++++ Data extract ++++

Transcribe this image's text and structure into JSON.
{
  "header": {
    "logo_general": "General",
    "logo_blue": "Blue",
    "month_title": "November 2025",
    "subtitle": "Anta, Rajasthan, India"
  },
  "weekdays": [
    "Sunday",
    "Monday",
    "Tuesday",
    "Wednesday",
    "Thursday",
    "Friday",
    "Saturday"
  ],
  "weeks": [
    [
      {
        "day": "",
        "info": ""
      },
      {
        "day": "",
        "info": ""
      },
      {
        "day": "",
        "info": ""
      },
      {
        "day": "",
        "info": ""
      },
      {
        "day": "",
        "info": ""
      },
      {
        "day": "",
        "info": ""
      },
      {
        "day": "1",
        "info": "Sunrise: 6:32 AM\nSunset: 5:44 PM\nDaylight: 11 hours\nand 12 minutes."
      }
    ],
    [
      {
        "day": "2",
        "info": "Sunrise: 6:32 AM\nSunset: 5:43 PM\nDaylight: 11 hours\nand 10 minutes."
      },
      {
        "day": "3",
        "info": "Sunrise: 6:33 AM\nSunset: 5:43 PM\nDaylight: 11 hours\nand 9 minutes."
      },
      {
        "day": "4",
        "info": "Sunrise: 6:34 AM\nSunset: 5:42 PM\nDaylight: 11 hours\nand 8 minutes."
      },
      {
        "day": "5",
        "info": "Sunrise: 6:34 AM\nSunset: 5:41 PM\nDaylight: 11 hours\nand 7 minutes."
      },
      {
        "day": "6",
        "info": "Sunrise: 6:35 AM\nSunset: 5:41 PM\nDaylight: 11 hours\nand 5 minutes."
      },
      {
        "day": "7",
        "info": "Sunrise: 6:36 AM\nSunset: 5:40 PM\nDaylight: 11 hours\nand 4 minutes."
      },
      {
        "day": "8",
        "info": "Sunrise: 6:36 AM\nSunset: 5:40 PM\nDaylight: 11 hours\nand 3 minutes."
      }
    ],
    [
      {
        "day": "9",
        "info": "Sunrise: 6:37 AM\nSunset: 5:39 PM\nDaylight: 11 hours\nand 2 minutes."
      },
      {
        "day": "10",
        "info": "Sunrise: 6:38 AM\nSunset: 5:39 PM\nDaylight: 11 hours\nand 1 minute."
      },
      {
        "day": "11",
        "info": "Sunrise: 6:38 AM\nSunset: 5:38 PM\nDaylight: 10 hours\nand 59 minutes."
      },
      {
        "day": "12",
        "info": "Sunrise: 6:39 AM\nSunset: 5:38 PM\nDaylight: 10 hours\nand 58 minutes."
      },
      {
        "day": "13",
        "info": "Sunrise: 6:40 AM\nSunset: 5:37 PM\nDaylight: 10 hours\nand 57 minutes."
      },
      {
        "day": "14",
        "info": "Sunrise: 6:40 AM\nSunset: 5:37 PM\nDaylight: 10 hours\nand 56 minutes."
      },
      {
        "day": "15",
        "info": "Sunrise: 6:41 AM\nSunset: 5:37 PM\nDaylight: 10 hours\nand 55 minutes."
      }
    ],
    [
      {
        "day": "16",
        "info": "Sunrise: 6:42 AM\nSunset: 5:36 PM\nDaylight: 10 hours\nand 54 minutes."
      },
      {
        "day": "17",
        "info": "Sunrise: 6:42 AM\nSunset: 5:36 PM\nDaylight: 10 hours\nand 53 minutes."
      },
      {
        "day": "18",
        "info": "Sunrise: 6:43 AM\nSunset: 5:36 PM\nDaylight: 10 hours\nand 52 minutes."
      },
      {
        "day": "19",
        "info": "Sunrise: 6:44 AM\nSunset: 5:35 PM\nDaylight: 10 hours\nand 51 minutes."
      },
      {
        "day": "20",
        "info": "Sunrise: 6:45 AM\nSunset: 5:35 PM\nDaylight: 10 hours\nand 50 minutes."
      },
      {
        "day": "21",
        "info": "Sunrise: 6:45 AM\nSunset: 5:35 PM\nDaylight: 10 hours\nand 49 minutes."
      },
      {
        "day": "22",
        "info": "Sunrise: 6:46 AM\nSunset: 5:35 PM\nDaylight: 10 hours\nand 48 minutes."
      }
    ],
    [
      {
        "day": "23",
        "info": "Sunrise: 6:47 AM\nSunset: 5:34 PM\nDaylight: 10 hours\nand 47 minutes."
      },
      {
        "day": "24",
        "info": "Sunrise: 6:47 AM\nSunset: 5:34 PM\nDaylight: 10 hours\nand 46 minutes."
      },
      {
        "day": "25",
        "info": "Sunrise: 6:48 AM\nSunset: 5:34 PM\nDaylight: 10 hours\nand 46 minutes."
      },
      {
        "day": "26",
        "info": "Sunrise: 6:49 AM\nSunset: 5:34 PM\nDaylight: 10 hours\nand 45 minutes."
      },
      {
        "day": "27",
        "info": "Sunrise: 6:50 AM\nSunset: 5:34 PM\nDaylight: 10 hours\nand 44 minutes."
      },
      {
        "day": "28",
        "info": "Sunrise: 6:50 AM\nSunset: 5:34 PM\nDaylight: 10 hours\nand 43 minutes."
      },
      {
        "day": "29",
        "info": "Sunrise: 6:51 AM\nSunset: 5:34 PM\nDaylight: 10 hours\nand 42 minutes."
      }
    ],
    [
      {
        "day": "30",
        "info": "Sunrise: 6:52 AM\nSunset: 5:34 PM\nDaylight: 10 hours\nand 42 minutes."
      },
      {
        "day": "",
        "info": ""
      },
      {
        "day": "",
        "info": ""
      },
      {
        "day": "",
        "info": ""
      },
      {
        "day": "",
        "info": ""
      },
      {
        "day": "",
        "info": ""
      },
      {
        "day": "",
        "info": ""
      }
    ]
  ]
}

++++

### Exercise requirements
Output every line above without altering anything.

### Solution for this task
Transcribe this image's text and structure into JSON.
{
  "header": {
    "logo_general": "General",
    "logo_blue": "Blue",
    "month_title": "November 2025",
    "subtitle": "Anta, Rajasthan, India"
  },
  "weekdays": [
    "Sunday",
    "Monday",
    "Tuesday",
    "Wednesday",
    "Thursday",
    "Friday",
    "Saturday"
  ],
  "weeks": [
    [
      {
        "day": "",
        "info": ""
      },
      {
        "day": "",
        "info": ""
      },
      {
        "day": "",
        "info": ""
      },
      {
        "day": "",
        "info": ""
      },
      {
        "day": "",
        "info": ""
      },
      {
        "day": "",
        "info": ""
      },
      {
        "day": "1",
        "info": "Sunrise: 6:32 AM\nSunset: 5:44 PM\nDaylight: 11 hours\nand 12 minutes."
      }
    ],
    [
      {
        "day": "2",
        "info": "Sunrise: 6:32 AM\nSunset: 5:43 PM\nDaylight: 11 hours\nand 10 minutes."
      },
      {
        "day": "3",
        "info": "Sunrise: 6:33 AM\nSunset: 5:43 PM\nDaylight: 11 hours\nand 9 minutes."
      },
      {
        "day": "4",
        "info": "Sunrise: 6:34 AM\nSunset: 5:42 PM\nDaylight: 11 hours\nand 8 minutes."
      },
      {
        "day": "5",
        "info": "Sunrise: 6:34 AM\nSunset: 5:41 PM\nDaylight: 11 hours\nand 7 minutes."
      },
      {
        "day": "6",
        "info": "Sunrise: 6:35 AM\nSunset: 5:41 PM\nDaylight: 11 hours\nand 5 minutes."
      },
      {
        "day": "7",
        "info": "Sunrise: 6:36 AM\nSunset: 5:40 PM\nDaylight: 11 hours\nand 4 minutes."
      },
      {
        "day": "8",
        "info": "Sunrise: 6:36 AM\nSunset: 5:40 PM\nDaylight: 11 hours\nand 3 minutes."
      }
    ],
    [
      {
        "day": "9",
        "info": "Sunrise: 6:37 AM\nSunset: 5:39 PM\nDaylight: 11 hours\nand 2 minutes."
      },
      {
        "day": "10",
        "info": "Sunrise: 6:38 AM\nSunset: 5:39 PM\nDaylight: 11 hours\nand 1 minute."
      },
      {
        "day": "11",
        "info": "Sunrise: 6:38 AM\nSunset: 5:38 PM\nDaylight: 10 hours\nand 59 minutes."
      },
      {
        "day": "12",
        "info": "Sunrise: 6:39 AM\nSunset: 5:38 PM\nDaylight: 10 hours\nand 58 minutes."
      },
      {
        "day": "13",
        "info": "Sunrise: 6:40 AM\nSunset: 5:37 PM\nDaylight: 10 hours\nand 57 minutes."
      },
      {
        "day": "14",
        "info": "Sunrise: 6:40 AM\nSunset: 5:37 PM\nDaylight: 10 hours\nand 56 minutes."
      },
      {
        "day": "15",
        "info": "Sunrise: 6:41 AM\nSunset: 5:37 PM\nDaylight: 10 hours\nand 55 minutes."
      }
    ],
    [
      {
        "day": "16",
        "info": "Sunrise: 6:42 AM\nSunset: 5:36 PM\nDaylight: 10 hours\nand 54 minutes."
      },
      {
        "day": "17",
        "info": "Sunrise: 6:42 AM\nSunset: 5:36 PM\nDaylight: 10 hours\nand 53 minutes."
      },
      {
        "day": "18",
        "info": "Sunrise: 6:43 AM\nSunset: 5:36 PM\nDaylight: 10 hours\nand 52 minutes."
      },
      {
        "day": "19",
        "info": "Sunrise: 6:44 AM\nSunset: 5:35 PM\nDaylight: 10 hours\nand 51 minutes."
      },
      {
        "day": "20",
        "info": "Sunrise: 6:45 AM\nSunset: 5:35 PM\nDaylight: 10 hours\nand 50 minutes."
      },
      {
        "day": "21",
        "info": "Sunrise: 6:45 AM\nSunset: 5:35 PM\nDaylight: 10 hours\nand 49 minutes."
      },
      {
        "day": "22",
        "info": "Sunrise: 6:46 AM\nSunset: 5:35 PM\nDaylight: 10 hours\nand 48 minutes."
      }
    ],
    [
      {
        "day": "23",
        "info": "Sunrise: 6:47 AM\nSunset: 5:34 PM\nDaylight: 10 hours\nand 47 minutes."
      },
      {
        "day": "24",
        "info": "Sunrise: 6:47 AM\nSunset: 5:34 PM\nDaylight: 10 hours\nand 46 minutes."
      },
      {
        "day": "25",
        "info": "Sunrise: 6:48 AM\nSunset: 5:34 PM\nDaylight: 10 hours\nand 46 minutes."
      },
      {
        "day": "26",
        "info": "Sunrise: 6:49 AM\nSunset: 5:34 PM\nDaylight: 10 hours\nand 45 minutes."
      },
      {
        "day": "27",
        "info": "Sunrise: 6:50 AM\nSunset: 5:34 PM\nDaylight: 10 hours\nand 44 minutes."
      },
      {
        "day": "28",
        "info": "Sunrise: 6:50 AM\nSunset: 5:34 PM\nDaylight: 10 hours\nand 43 minutes."
      },
      {
        "day": "29",
        "info": "Sunrise: 6:51 AM\nSunset: 5:34 PM\nDaylight: 10 hours\nand 42 minutes."
      }
    ],
    [
      {
        "day": "30",
        "info": "Sunrise: 6:52 AM\nSunset: 5:34 PM\nDaylight: 10 hours\nand 42 minutes."
      },
      {
        "day": "",
        "info": ""
      },
      {
        "day": "",
        "info": ""
      },
      {
        "day": "",
        "info": ""
      },
      {
        "day": "",
        "info": ""
      },
      {
        "day": "",
        "info": ""
      },
      {
        "day": "",
        "info": ""
      }
    ]
  ]
}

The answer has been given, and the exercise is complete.